In the third quarter of Game 6 of the NBA Finals, Klay Thompson went up for a dunk, after he’d erupted for a barrage of threes to put the Warriors in the lead. Sadly, he landed awkwardly and bent his knee in such a way that left him on the floor, sitting there as all of Oracle Arena fell silent. After the game, ESPN’s Adrian Wojnarowski confirmed that he tore his ACL.
It was nothing short of devastating watching the Warriors’ player of the game, who had 28 points at the time, go down, 48 hours after Kevin Durant tore his Achilles, 11 days after Kevon Looney fractured his collarbone, 26 days after Andre Iguodala injured his calf, and 59 days after DeMarcus Cousins tore his quad. Not again. Not Klay Thompson. Not in his famous Game 6 performance.
Steph Curry could only go to the opposite side of the court and sit with his thoughts.
Klay was helped off the court without putting weight on the knee, and headed back to the locker room for what most assumed would be the game, and probably series. Another Warriors player would be selected to take his free throws, officially meaning Thompson couldn’t return.

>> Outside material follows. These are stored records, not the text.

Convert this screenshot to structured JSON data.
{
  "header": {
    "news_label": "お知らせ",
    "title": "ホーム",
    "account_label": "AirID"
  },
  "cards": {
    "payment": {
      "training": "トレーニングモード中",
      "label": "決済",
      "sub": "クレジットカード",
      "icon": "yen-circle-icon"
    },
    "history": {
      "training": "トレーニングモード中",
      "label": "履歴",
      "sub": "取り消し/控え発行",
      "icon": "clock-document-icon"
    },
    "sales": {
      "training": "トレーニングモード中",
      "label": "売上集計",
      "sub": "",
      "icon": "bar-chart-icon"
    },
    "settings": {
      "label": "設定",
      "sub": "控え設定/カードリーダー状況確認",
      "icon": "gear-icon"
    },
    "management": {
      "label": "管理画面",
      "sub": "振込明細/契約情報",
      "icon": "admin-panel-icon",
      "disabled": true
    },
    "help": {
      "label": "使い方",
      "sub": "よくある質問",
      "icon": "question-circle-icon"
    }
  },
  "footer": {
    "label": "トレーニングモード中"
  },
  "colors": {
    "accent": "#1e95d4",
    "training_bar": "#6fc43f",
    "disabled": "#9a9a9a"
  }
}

Then, miraculously, Klay emerged from the locker room on his own after a commercial break. He not only took, but made his ninth and 10th free throws of the night to stay perfect. He refused to be taken out for the game by NBA rule. It was a microcosm of this entire Warriors series — one the basketball gods have refused to let Golden State take easily.Even after the free throws, Thompson tried his best to remain in the game. Warriors coaches were always going to sub him out, but he tried to blend in among the crowd of Golden State towers and get in a defensive stance. He was eventually subbed, and seen on crutches during the fourth quarter: